Have you had the retirement conversation with your employees? If you have, you might have a good idea about whether or not your employees are on track to have savings that will deliver on their visions of retirement.

Maybe you’ve performed the analytics on your plan – factoring in your members’ contributions, withdrawals prior to retirement, the amount of time they have before they retire and the long-term performance of their investments – and have determined that your employees’ retirement readiness is not where it needs to be. That’s perfectly understandable.

But the news isn’t all bad. Congratulate yourself for not assuming that all is well, or that all of your employees are well on their way to happy, financially sound retirements. Be glad you may stave off future costs down the road, because if your employees can’t afford to retire a number of associated costs might begin to reveal themselves. For instance, impacts associated with an aging workforce, such as less productivity, increased absenteeism, higher benefit costs and a lack of advancement potential for junior employees. By looking into what or who needs to be addressed, you’re taking action on your retirement offerings while also ensuring you’re meeting your fiduciary obligations.

And that puts you in a good position to help your employees determine the best course of action. Here’s what to do.

Understand the scope of the problem. Perhaps you’ve determined a target replacement ratio for your plan to strive towards or you may have considered other tools to determine how well working-life living standards are replaced in retirement. Use the data you’ve collected, coupled with employee feedback about their retirement projections and aspirations, to determine how many employees need help. Is there a certain demographic in your workplace indicating that they are unprepared – and aren’t saving?

Determine the cause. If you’ve identified that a significant portion of your workforce needs assistance in building their retirement savings, you need to assess why that is occurring. Are employees only contributing what is required of them and not making additional voluntary contributions? Is your plan contribution formula adequate, or should it be revisited? Are many of your soon-to-be retirees facing specific hardships which will require additional funding?

Triage your employees. When you run the numbers and receive employee feedback, you get a good idea of who is most at risk in your organization. Determine the best approach, whether that’s increasing savings or giving them a retirement reality check: just how do they see themselves in their golden years?

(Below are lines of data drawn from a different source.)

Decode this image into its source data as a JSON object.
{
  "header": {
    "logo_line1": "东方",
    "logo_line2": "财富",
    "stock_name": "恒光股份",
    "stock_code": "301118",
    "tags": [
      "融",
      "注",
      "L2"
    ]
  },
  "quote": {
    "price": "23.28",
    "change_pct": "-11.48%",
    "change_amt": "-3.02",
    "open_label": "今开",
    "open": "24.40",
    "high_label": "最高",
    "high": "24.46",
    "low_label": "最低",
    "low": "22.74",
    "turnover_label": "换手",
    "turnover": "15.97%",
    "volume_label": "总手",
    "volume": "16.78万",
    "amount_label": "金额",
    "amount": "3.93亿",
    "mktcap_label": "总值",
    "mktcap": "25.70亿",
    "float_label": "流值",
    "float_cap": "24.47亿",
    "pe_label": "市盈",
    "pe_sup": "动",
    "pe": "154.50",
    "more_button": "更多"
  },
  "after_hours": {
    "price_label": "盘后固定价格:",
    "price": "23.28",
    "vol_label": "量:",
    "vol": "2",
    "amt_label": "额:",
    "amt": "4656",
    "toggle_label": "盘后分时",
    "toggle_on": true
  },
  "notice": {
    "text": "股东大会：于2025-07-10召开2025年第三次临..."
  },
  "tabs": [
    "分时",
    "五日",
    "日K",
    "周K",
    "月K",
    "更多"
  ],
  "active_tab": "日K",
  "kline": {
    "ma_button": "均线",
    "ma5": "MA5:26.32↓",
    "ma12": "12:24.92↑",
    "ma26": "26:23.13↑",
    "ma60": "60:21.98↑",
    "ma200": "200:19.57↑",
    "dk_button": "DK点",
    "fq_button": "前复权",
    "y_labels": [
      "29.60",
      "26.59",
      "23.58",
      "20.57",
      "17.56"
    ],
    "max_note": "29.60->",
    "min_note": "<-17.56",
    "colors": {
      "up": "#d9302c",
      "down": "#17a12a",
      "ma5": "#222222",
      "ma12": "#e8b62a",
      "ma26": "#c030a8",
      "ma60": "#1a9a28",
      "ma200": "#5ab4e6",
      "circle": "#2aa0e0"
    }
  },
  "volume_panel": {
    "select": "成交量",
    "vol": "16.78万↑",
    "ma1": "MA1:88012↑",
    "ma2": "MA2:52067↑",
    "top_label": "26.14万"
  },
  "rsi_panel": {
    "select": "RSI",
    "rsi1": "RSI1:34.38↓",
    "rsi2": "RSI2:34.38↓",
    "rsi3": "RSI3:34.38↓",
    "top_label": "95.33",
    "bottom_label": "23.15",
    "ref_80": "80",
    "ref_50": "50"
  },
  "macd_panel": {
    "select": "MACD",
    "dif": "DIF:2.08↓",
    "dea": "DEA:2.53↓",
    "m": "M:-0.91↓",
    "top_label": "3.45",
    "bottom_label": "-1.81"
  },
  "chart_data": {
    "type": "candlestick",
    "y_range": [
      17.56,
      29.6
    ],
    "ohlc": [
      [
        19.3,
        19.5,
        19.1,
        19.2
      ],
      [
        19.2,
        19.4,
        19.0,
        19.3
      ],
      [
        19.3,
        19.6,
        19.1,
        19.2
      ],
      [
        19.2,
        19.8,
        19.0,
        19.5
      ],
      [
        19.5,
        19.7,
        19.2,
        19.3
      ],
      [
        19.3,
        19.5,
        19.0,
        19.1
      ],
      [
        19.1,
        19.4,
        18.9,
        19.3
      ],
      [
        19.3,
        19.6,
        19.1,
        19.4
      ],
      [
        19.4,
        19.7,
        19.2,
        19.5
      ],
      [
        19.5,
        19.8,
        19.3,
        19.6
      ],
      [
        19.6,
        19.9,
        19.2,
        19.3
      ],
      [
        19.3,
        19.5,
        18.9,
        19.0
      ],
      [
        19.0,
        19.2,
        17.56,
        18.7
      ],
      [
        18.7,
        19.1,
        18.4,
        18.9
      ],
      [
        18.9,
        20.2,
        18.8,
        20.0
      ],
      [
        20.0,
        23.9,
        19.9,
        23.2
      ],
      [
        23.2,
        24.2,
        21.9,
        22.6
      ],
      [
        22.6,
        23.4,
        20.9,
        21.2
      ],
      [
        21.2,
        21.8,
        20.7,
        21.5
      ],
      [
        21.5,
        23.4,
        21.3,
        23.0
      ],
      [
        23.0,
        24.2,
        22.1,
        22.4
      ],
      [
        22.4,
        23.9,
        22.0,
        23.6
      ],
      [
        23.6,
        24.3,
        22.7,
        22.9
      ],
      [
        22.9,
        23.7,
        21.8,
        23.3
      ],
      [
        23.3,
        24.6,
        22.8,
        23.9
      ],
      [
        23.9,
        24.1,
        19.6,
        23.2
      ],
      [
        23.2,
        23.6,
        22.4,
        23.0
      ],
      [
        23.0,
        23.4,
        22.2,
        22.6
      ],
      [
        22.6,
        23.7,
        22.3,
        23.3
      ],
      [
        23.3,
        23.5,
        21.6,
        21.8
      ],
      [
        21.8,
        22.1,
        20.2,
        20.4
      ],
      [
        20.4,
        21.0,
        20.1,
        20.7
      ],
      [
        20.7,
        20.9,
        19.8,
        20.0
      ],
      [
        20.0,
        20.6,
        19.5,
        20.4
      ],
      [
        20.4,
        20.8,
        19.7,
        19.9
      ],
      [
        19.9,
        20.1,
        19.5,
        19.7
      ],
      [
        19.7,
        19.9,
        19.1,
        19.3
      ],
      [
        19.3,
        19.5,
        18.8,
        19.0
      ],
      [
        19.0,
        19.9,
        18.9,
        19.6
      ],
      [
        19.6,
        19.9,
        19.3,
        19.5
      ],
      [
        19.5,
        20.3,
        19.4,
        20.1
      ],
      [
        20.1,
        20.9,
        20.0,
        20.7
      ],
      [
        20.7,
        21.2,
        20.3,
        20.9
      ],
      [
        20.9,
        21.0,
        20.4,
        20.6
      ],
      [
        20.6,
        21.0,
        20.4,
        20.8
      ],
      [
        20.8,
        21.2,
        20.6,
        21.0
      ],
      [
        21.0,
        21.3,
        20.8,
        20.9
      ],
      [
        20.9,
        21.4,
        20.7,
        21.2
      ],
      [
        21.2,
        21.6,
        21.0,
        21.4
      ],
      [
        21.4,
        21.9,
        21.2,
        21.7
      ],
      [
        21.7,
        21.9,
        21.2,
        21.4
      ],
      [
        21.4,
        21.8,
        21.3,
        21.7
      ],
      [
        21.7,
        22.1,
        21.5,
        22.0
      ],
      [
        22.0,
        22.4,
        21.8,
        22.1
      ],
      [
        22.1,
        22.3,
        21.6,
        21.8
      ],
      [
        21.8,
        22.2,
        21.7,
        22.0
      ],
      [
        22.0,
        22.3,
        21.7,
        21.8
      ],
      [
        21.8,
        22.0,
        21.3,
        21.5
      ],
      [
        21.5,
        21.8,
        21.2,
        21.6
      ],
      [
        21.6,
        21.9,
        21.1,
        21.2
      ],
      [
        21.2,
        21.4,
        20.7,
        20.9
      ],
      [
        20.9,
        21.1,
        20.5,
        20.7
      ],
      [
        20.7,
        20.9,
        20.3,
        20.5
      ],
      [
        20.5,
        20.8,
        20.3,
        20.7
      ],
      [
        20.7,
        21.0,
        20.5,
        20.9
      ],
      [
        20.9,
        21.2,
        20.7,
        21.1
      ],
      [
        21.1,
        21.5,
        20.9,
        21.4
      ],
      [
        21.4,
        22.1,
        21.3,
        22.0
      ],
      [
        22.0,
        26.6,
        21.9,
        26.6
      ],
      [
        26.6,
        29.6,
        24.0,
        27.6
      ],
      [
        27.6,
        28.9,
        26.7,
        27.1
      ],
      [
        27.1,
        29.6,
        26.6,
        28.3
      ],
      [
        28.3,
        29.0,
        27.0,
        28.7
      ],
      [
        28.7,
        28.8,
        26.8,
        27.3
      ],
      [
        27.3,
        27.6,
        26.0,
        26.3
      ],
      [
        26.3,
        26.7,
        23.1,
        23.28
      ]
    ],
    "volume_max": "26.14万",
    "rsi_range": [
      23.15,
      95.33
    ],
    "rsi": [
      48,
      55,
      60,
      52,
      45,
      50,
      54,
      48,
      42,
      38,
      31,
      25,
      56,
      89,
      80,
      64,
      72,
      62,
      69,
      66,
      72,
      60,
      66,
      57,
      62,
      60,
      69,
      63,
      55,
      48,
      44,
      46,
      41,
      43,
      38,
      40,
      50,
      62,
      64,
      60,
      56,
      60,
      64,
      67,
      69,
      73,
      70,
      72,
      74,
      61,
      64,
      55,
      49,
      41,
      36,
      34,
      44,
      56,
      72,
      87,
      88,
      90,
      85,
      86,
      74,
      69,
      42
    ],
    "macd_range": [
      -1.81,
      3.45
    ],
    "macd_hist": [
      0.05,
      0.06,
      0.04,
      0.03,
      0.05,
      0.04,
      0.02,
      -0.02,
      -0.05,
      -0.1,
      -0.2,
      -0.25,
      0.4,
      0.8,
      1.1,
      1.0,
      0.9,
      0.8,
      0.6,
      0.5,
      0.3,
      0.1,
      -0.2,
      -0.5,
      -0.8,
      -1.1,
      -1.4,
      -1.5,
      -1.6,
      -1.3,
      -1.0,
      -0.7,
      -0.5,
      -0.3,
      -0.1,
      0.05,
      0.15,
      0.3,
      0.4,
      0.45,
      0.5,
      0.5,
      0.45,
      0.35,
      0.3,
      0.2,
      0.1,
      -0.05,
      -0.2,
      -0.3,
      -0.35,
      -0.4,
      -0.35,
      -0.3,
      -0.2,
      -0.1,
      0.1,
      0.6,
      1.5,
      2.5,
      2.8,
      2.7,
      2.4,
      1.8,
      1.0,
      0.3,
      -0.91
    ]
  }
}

Brainstorm together. Consider introducing one-on-one retirement workshops. If an employee is short on funds and subsequently needs to retire years after age 65, that necessitates a plan of action. Set up a one-on-one workshop, perhaps with a financial advisor, to discuss how that employee envisions this period in their employment. How long do they see themselves working? What is driving this decision? If it’s financial, in what way can they change their savings/investment strategy to build up their retirement funds at an accelerated pace?

Take communication to the next level. If you’ve been a bit hit and miss with your financial literacy communication, it’s time to pull out all the stops. Show employees what inadequate funds could mean for their retirement. Crunch their numbers for them – and offer them different savings scenarios.

Paint a picture. Explain what costs they might encounter post-retirement: health costs, homecare, travel, disability, etc. According to Statistics Canada, those aged 65 years or older allocate almost 8% of their goods and services spending to health care expenses – what if your employees haven’t considered these potential expenses? It’s helpful to shed light on costs they may not be budgeting for.

Map out all potential sources of income. A financial advisor can help your employees determine what income sources they’ll have at retirement, including the plan you offer, Old Age Security and the Canada Pension Plan (or the Quebec Pension Plan in Quebec), as well as RRSPs, TFSAs and non-registered investments. Some employees may also be counting on the sale of a home or an inheritance.

Tailor a savings program to your employees’ needs. Is there a perception among your employees that retirement is a time of travel and living large—when in fact their own savings dictate a more modest, less-exciting retirement? Once a complete assessment is done and funds appear to be lacking, new approaches should be assumed. For those employees who feel they can never save enough, it’s time to educate them on their options. Explore establishing automatic increases in payroll deductions towards their retirement plan. 

Looking at your retirement offerings holistically may seem onerous and time-consuming. But maintaining the status quo and hoping for the best can be a costly path to take.

With a comprehensive analysis of their retirement situations, your employees will be able to craft a retirement strategy that addresses their needs—and yours.ReDi1_Infographic 1